The costs of the online courses vary, but the fee is typically about $50, compared to an average cost of $20 to $40 for the classroom course.
AAA partnered with I DRIVE SAFELY to design the company's online course, said AAA's Van Tassel.
"We got involved in the design of the content to make sure it meets AAA's standards," said Van Tassel. "We support these classes as a great way to refresh your knowledge and come up to speed on driving tips and techniques that may be new to some drivers. That's because some these tips have only been developed in recent years, and, for some drivers, it's been many years since they first took driver's education."
As an example, Van Tassel observed that, "like a lot of people, I was taught that you should keep your hands on the steering wheel in the 10 o'clock and 2 o'clock positions. But that is no longer recommended. Now, the recommendation is that you keep your hands at 8 and 4, or 9 and 3."
That recommendation, he said, is "based on additional research on how quickly drivers turn the wheel in an emergency situation. And with that high hand grip, it was discovered that people were turning the wheel too much," sometimes resulting in changes of direction that were too drastic.
"Plus, with that high hand grip, it was discovered that the forearm was crossed over the steering wheel right at the point where the airbag comes out -- which could result in the forearm being rapidly pushed up against the driver's face if the airbag deploys."
"The online courses vary from state to state, in terms of which company's course is used, and some states may use several different courses, developed by different companies. For example, the online insurance-reduction course offered by I DRIVE SAFELY is used for motorists of all ages in Delaware, New York, New Jersey, North Dakota and Kansas," said Bonewitz of I DRIVE SAFELY.
In addition, he said, the course has been approved for drivers aged 55 and over in 12 states, including California, Washington, Colorado, Florida and Nevada.
New York is using online courses developed by five different companies. In Michigan, the state legislature recently approved the online courses, but the program won't take effect until December of 2010, said Nancy Cain, a spokeswoman for AAA Michigan.
Other Ways to Save on Insurance
But online driving courses aren't the only way motorists can save money on their auto insurance, said AAA's Van Tassel.
"In some states, teens can get an insurance discount for completing a driver's education course," he said. That may surprise those of us who grew up in states where such driver's-ed courses were, in fact, mandatory before a teenager could even get their drivers' licenses.
"In many states, though, driver's education courses are not required -- once you turn 18, you can just take the test, and if you pass, you get your license," said Van Tassel.
Another discount is offered to teens who get good grades in school.
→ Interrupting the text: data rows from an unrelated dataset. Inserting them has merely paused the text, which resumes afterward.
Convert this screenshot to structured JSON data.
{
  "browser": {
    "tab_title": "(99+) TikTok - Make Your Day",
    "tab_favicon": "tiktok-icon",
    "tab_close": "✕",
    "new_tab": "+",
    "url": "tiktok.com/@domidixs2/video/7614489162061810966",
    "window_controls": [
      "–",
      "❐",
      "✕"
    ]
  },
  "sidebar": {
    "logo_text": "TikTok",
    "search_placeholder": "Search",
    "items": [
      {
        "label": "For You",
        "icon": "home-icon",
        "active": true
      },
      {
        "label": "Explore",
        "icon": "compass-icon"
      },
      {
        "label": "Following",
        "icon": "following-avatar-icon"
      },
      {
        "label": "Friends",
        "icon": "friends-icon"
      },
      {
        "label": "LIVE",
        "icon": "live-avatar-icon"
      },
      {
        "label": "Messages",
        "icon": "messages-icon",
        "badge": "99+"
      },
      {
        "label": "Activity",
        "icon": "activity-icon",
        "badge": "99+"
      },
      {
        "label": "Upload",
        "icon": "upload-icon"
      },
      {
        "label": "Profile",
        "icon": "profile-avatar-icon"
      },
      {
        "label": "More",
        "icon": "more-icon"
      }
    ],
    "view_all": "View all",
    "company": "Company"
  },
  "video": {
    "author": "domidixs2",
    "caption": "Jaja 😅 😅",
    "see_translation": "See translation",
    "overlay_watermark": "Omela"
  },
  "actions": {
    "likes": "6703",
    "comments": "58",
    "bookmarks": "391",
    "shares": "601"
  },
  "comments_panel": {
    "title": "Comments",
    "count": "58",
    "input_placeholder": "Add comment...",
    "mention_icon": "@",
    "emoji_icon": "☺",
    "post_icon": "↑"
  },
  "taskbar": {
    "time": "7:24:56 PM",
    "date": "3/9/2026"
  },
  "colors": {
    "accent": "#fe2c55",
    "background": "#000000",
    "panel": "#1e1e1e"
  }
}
"The insurance companies did some research, and they have data to suggest that teenagers who are good students, who get higher grades, are less likely to drive in a risky, aggressive manner," said Van Tassel. "So, these kids have a much lower incidence of filing claims -- so they're better insurance risks."
To find out if your state offers an online driver's course, and which type is being offered, contact your state's Department of Motor Vehicles or Secretary of State's office.